◆ **Directions**: Work through the data below line by line and say how many lines hold "brand"; give only the number.

◆ **Data for this task**:
===

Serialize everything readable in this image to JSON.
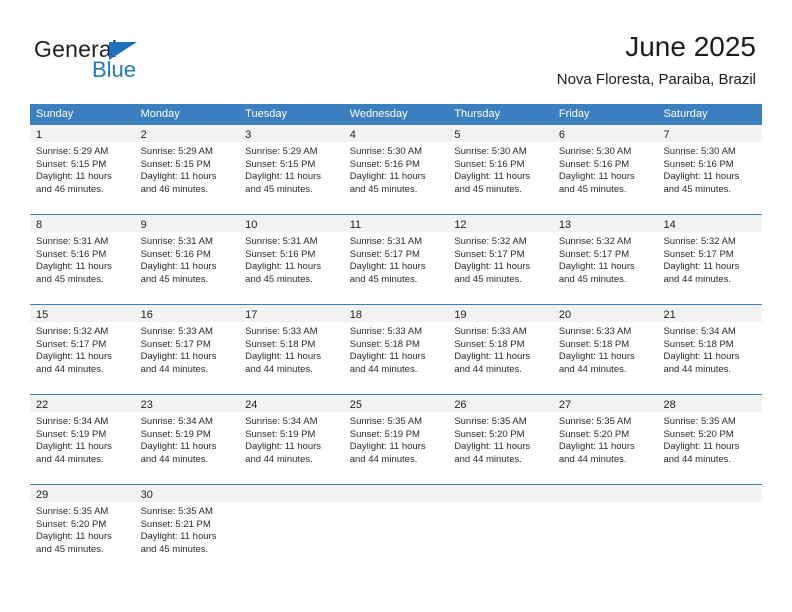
{
  "brand": {
    "name_primary": "General",
    "name_secondary": "Blue",
    "triangle_icon": "brand-triangle-icon",
    "primary_color": "#231f20",
    "accent_color": "#1f7ac4"
  },
  "header": {
    "title": "June 2025",
    "subtitle": "Nova Floresta, Paraiba, Brazil"
  },
  "theme": {
    "header_bg": "#3c7fc1",
    "header_text": "#ffffff",
    "daynum_band_bg": "#f2f2f2",
    "cell_bg": "#ffffff",
    "text": "#222222"
  },
  "weekdays": [
    "Sunday",
    "Monday",
    "Tuesday",
    "Wednesday",
    "Thursday",
    "Friday",
    "Saturday"
  ],
  "weeks": [
    [
      {
        "day": "1",
        "sunrise": "Sunrise: 5:29 AM",
        "sunset": "Sunset: 5:15 PM",
        "daylight_line1": "Daylight: 11 hours",
        "daylight_line2": "and 46 minutes."
      },
      {
        "day": "2",
        "sunrise": "Sunrise: 5:29 AM",
        "sunset": "Sunset: 5:15 PM",
        "daylight_line1": "Daylight: 11 hours",
        "daylight_line2": "and 46 minutes."
      },
      {
        "day": "3",
        "sunrise": "Sunrise: 5:29 AM",
        "sunset": "Sunset: 5:15 PM",
        "daylight_line1": "Daylight: 11 hours",
        "daylight_line2": "and 45 minutes."
      },
      {
        "day": "4",
        "sunrise": "Sunrise: 5:30 AM",
        "sunset": "Sunset: 5:16 PM",
        "daylight_line1": "Daylight: 11 hours",
        "daylight_line2": "and 45 minutes."
      },
      {
        "day": "5",
        "sunrise": "Sunrise: 5:30 AM",
        "sunset": "Sunset: 5:16 PM",
        "daylight_line1": "Daylight: 11 hours",
        "daylight_line2": "and 45 minutes."
      },
      {
        "day": "6",
        "sunrise": "Sunrise: 5:30 AM",
        "sunset": "Sunset: 5:16 PM",
        "daylight_line1": "Daylight: 11 hours",
        "daylight_line2": "and 45 minutes."
      },
      {
        "day": "7",
        "sunrise": "Sunrise: 5:30 AM",
        "sunset": "Sunset: 5:16 PM",
        "daylight_line1": "Daylight: 11 hours",
        "daylight_line2": "and 45 minutes."
      }
    ],
    [
      {
        "day": "8",
        "sunrise": "Sunrise: 5:31 AM",
        "sunset": "Sunset: 5:16 PM",
        "daylight_line1": "Daylight: 11 hours",
        "daylight_line2": "and 45 minutes."
      },
      {
        "day": "9",
        "sunrise": "Sunrise: 5:31 AM",
        "sunset": "Sunset: 5:16 PM",
        "daylight_line1": "Daylight: 11 hours",
        "daylight_line2": "and 45 minutes."
      },
      {
        "day": "10",
        "sunrise": "Sunrise: 5:31 AM",
        "sunset": "Sunset: 5:16 PM",
        "daylight_line1": "Daylight: 11 hours",
        "daylight_line2": "and 45 minutes."
      },
      {
        "day": "11",
        "sunrise": "Sunrise: 5:31 AM",
        "sunset": "Sunset: 5:17 PM",
        "daylight_line1": "Daylight: 11 hours",
        "daylight_line2": "and 45 minutes."
      },
      {
        "day": "12",
        "sunrise": "Sunrise: 5:32 AM",
        "sunset": "Sunset: 5:17 PM",
        "daylight_line1": "Daylight: 11 hours",
        "daylight_line2": "and 45 minutes."
      },
      {
        "day": "13",
        "sunrise": "Sunrise: 5:32 AM",
        "sunset": "Sunset: 5:17 PM",
        "daylight_line1": "Daylight: 11 hours",
        "daylight_line2": "and 45 minutes."
      },
      {
        "day": "14",
        "sunrise": "Sunrise: 5:32 AM",
        "sunset": "Sunset: 5:17 PM",
        "daylight_line1": "Daylight: 11 hours",
        "daylight_line2": "and 44 minutes."
      }
    ],
    [
      {
        "day": "15",
        "sunrise": "Sunrise: 5:32 AM",
        "sunset": "Sunset: 5:17 PM",
        "daylight_line1": "Daylight: 11 hours",
        "daylight_line2": "and 44 minutes."
      },
      {
        "day": "16",
        "sunrise": "Sunrise: 5:33 AM",
        "sunset": "Sunset: 5:17 PM",
        "daylight_line1": "Daylight: 11 hours",
        "daylight_line2": "and 44 minutes."
      },
      {
        "day": "17",
        "sunrise": "Sunrise: 5:33 AM",
        "sunset": "Sunset: 5:18 PM",
        "daylight_line1": "Daylight: 11 hours",
        "daylight_line2": "and 44 minutes."
      },
      {
        "day": "18",
        "sunrise": "Sunrise: 5:33 AM",
        "sunset": "Sunset: 5:18 PM",
        "daylight_line1": "Daylight: 11 hours",
        "daylight_line2": "and 44 minutes."
      },
      {
        "day": "19",
        "sunrise": "Sunrise: 5:33 AM",
        "sunset": "Sunset: 5:18 PM",
        "daylight_line1": "Daylight: 11 hours",
        "daylight_line2": "and 44 minutes."
      },
      {
        "day": "20",
        "sunrise": "Sunrise: 5:33 AM",
        "sunset": "Sunset: 5:18 PM",
        "daylight_line1": "Daylight: 11 hours",
        "daylight_line2": "and 44 minutes."
      },
      {
        "day": "21",
        "sunrise": "Sunrise: 5:34 AM",
        "sunset": "Sunset: 5:18 PM",
        "daylight_line1": "Daylight: 11 hours",
        "daylight_line2": "and 44 minutes."
      }
    ],
    [
      {
        "day": "22",
        "sunrise": "Sunrise: 5:34 AM",
        "sunset": "Sunset: 5:19 PM",
        "daylight_line1": "Daylight: 11 hours",
        "daylight_line2": "and 44 minutes."
      },
      {
        "day": "23",
        "sunrise": "Sunrise: 5:34 AM",
        "sunset": "Sunset: 5:19 PM",
        "daylight_line1": "Daylight: 11 hours",
        "daylight_line2": "and 44 minutes."
      },
      {
        "day": "24",
        "sunrise": "Sunrise: 5:34 AM",
        "sunset": "Sunset: 5:19 PM",
        "daylight_line1": "Daylight: 11 hours",
        "daylight_line2": "and 44 minutes."
      },
      {
        "day": "25",
        "sunrise": "Sunrise: 5:35 AM",
        "sunset": "Sunset: 5:19 PM",
        "daylight_line1": "Daylight: 11 hours",
        "daylight_line2": "and 44 minutes."
      },
      {
        "day": "26",
        "sunrise": "Sunrise: 5:35 AM",
        "sunset": "Sunset: 5:20 PM",
        "daylight_line1": "Daylight: 11 hours",
        "daylight_line2": "and 44 minutes."
      },
      {
        "day": "27",
        "sunrise": "Sunrise: 5:35 AM",
        "sunset": "Sunset: 5:20 PM",
        "daylight_line1": "Daylight: 11 hours",
        "daylight_line2": "and 44 minutes."
      },
      {
        "day": "28",
        "sunrise": "Sunrise: 5:35 AM",
        "sunset": "Sunset: 5:20 PM",
        "daylight_line1": "Daylight: 11 hours",
        "daylight_line2": "and 44 minutes."
      }
    ],
    [
      {
        "day": "29",
        "sunrise": "Sunrise: 5:35 AM",
        "sunset": "Sunset: 5:20 PM",
        "daylight_line1": "Daylight: 11 hours",
        "daylight_line2": "and 45 minutes."
      },
      {
        "day": "30",
        "sunrise": "Sunrise: 5:35 AM",
        "sunset": "Sunset: 5:21 PM",
        "daylight_line1": "Daylight: 11 hours",
        "daylight_line2": "and 45 minutes."
      },
      {
        "day": "",
        "sunrise": "",
        "sunset": "",
        "daylight_line1": "",
        "daylight_line2": ""
      },
      {
        "day": "",
        "sunrise": "",
        "sunset": "",
        "daylight_line1": "",
        "daylight_line2": ""
      },
      {
        "day": "",
        "sunrise": "",
        "sunset": "",
        "daylight_line1": "",
        "daylight_line2": ""
      },
      {
        "day": "",
        "sunrise": "",
        "sunset": "",
        "daylight_line1": "",
        "daylight_line2": ""
      },
      {
        "day": "",
        "sunrise": "",
        "sunset": "",
        "daylight_line1": "",
        "daylight_line2": ""
      }
    ]
  ]
}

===

◆ **Exercise result**: 2